Tesla has opened a lawsuit against fellow electric vehicle manufacturer Rivian, stating that an “alarming pattern” of poaching employees and thieving trade secrets has taken place.
Tesla claims that four former employees took highly sensitive information with them after they left to work for Rivian. However, Tesla believes that there could be at least two more individuals who went to the company and took secrets with them to Rivian, Bloomberg reported.
A complaint filed by Tesla in the San Jose, California state court says, “Misappropriating Tesla’s competitively useful confidential information when leaving Tesla for a new employer is obviously wrong and risky.”
“One would engage in that behavior only for an important benefit — to use it to serve the competitive interests of a new employer,” Tesla added to the complaint.
Rivian recently closed a $2.5 billion investment round led by fund manager T. Rowe Price. The company has an extensive list of investors that includes Amazon, Ford Motor Company, and Cox Automotive.

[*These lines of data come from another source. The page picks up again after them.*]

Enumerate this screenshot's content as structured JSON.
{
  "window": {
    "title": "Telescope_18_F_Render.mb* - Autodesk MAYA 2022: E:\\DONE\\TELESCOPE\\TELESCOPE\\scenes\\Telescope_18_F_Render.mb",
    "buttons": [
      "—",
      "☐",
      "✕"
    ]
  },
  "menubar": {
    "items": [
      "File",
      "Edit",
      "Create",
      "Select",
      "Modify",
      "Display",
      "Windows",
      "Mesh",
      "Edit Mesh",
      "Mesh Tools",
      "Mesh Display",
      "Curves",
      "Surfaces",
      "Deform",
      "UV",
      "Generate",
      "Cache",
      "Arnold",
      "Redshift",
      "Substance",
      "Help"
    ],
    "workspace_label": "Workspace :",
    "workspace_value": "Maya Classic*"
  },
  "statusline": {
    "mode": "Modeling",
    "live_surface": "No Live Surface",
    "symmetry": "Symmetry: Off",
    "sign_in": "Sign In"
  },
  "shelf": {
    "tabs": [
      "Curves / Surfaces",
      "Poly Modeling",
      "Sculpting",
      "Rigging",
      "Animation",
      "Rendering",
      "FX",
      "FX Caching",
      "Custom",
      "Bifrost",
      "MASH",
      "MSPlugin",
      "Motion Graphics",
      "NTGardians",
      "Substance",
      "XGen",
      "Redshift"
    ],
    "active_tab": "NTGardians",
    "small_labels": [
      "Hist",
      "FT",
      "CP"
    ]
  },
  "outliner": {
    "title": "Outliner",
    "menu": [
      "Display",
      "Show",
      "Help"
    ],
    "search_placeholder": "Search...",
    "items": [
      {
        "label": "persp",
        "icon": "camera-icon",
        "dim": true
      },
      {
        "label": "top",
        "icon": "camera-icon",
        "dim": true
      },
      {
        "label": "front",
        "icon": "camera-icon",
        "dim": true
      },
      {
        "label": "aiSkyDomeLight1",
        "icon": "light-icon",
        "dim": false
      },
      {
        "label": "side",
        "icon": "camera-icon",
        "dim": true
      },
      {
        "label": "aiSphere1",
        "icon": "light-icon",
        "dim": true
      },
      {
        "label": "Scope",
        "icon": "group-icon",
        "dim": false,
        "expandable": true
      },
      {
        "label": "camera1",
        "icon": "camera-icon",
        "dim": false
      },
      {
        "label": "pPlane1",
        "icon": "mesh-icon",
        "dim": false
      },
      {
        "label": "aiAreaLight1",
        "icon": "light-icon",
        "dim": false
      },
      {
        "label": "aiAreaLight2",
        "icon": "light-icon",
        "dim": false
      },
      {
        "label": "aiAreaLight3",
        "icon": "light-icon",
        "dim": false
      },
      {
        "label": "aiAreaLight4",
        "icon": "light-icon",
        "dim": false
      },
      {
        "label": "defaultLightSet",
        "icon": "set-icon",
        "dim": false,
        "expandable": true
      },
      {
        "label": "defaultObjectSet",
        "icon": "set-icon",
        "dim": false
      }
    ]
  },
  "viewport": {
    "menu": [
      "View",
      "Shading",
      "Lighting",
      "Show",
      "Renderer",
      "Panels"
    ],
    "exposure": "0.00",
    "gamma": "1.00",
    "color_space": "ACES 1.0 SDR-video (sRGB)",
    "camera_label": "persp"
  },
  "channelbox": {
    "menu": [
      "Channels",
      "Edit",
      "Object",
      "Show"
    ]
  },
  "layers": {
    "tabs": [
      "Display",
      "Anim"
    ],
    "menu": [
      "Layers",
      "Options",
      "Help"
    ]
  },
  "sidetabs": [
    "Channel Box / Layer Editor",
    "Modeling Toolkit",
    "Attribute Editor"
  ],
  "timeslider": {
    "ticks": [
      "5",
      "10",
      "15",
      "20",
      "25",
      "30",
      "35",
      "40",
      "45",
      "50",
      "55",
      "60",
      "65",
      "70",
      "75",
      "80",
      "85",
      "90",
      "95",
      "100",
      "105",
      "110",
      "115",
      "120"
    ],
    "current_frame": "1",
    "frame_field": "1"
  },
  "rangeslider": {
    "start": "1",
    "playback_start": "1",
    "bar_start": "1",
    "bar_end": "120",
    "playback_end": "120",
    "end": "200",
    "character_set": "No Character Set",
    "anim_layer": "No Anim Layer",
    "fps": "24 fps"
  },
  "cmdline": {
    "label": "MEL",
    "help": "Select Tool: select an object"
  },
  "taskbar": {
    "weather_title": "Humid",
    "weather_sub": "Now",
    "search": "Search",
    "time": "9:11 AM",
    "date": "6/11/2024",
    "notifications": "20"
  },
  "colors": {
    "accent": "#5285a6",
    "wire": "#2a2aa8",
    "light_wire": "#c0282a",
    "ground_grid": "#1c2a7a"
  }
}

The company has denied any involvement in obtaining Tesla’s private information and stated that it requires newly onboarded employees to confirm that they will not utilize past employer information into Rivian’s infrastructure.

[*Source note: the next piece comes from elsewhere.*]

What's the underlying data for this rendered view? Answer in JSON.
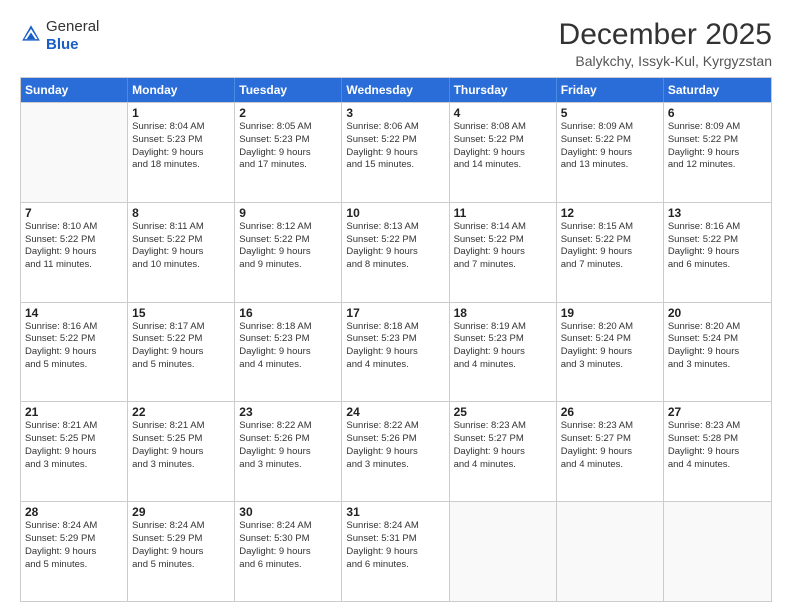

Employees are required to confirm “that they have not, and will not, introduce former employers’ intellectual property into Rivian systems.”
The company, headed by CEO R.J. Scaringe, is working on releasing its first all-electric vehicle, the R1T pickup. It is set to begin production in early 2021.

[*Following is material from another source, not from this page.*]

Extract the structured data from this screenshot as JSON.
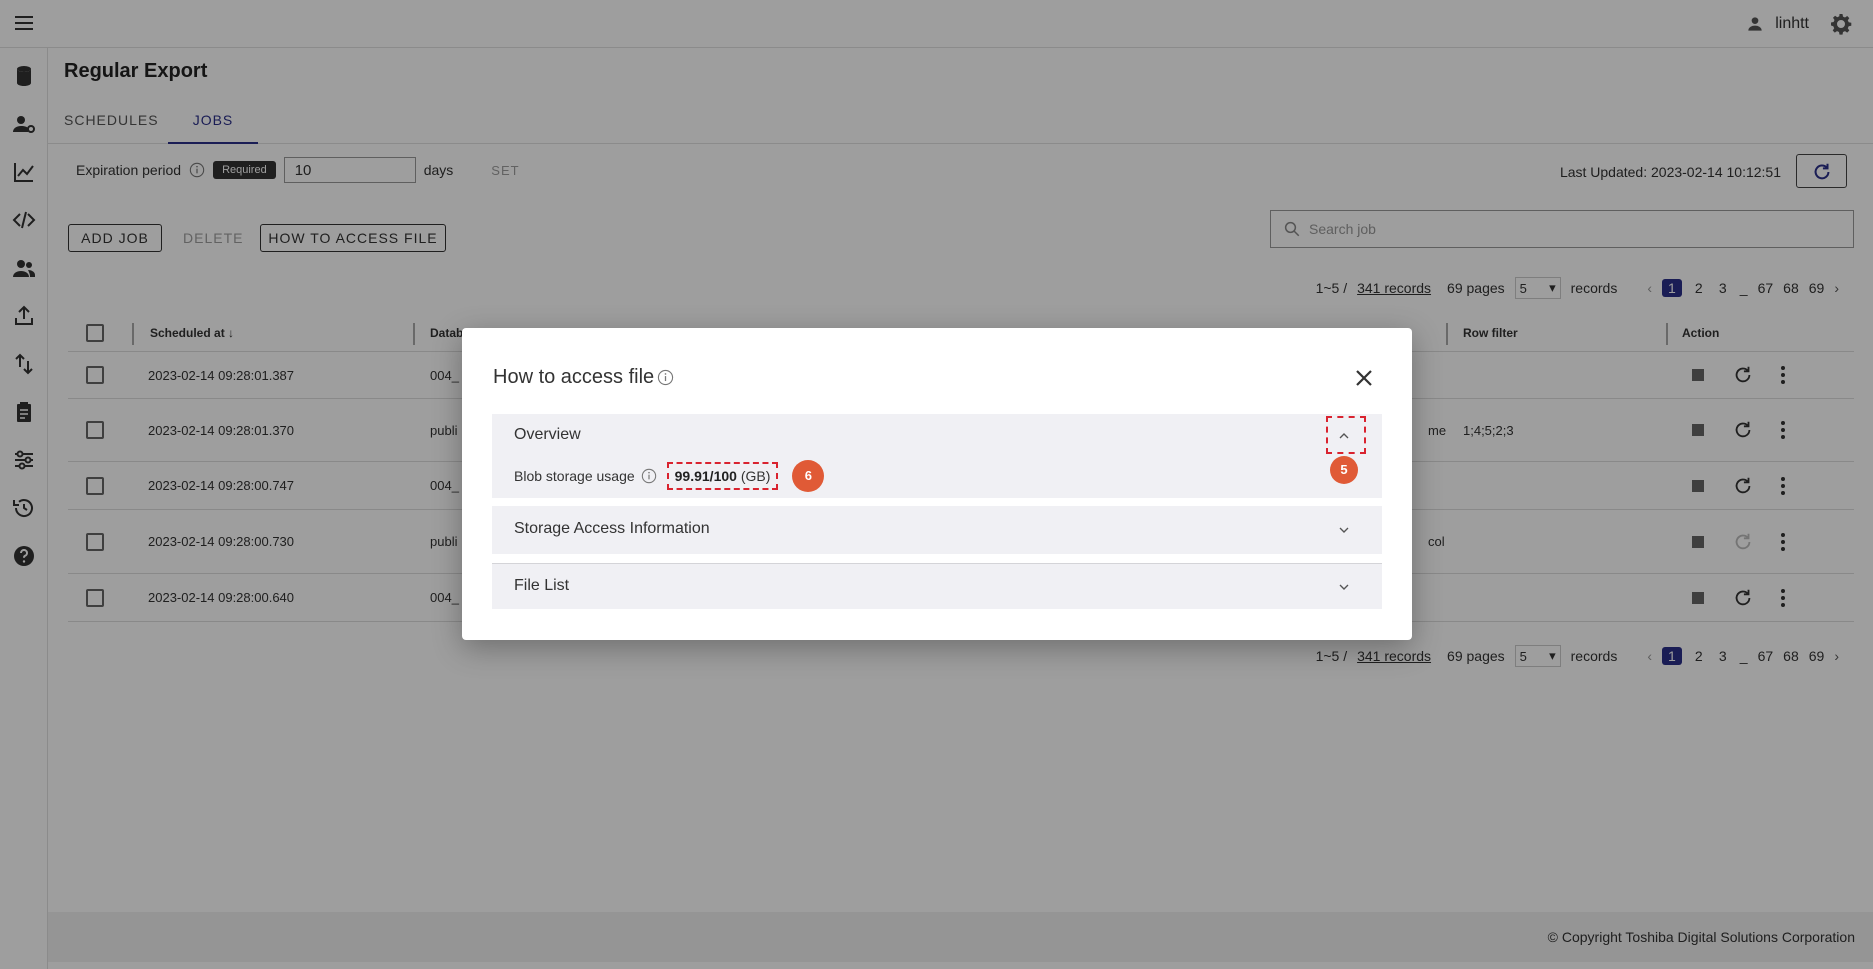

“Rivian is made up of high-performing, mission-driven teams, and our business model and technology are based on many years of engineering, design, and strategy development,” the company said via e-mail. “This requires the contribution and know-how of thousands of employees from across the technology and automotive spaces.”
The case is eerily reminiscent of Tesla’s lawsuit against China’s Xpeng Motors, which also entailed that a former employee took secrets to a new employer after leaving Tesla.
In that case, Tesla accused Guangzhi Cao of downloading the company’s Autopilot source code to his personal computer and transferring it via Apple Airdrop before selling it to Xpeng Motors for financial gain.
Cao maintains that he did download some of Autopilot’s source code to his personal computer while working for Tesla, but stated he did delete it before joining Xpeng.
The case is currently still ongoing.
In the past, Tesla CEO Elon Musk has stated that his company has no competitors who are also interested in transitioning mainstream passenger transport to electrification. While true, the company has established itself as a leader in the industry, and with that comes competitors biting at the company’s heels.
Statements made by Rivian show that the company sees Tesla as a leader in the surge toward electrification. Rivian said, “we admire Tesla for its leadership in resetting expectations of what an electric car can be.”
The case will take place in California’s Superior Court in Santa Clara County. It is recognized as Tesla Inc. v. Rivian Automotive Inc., case number 20CV368472.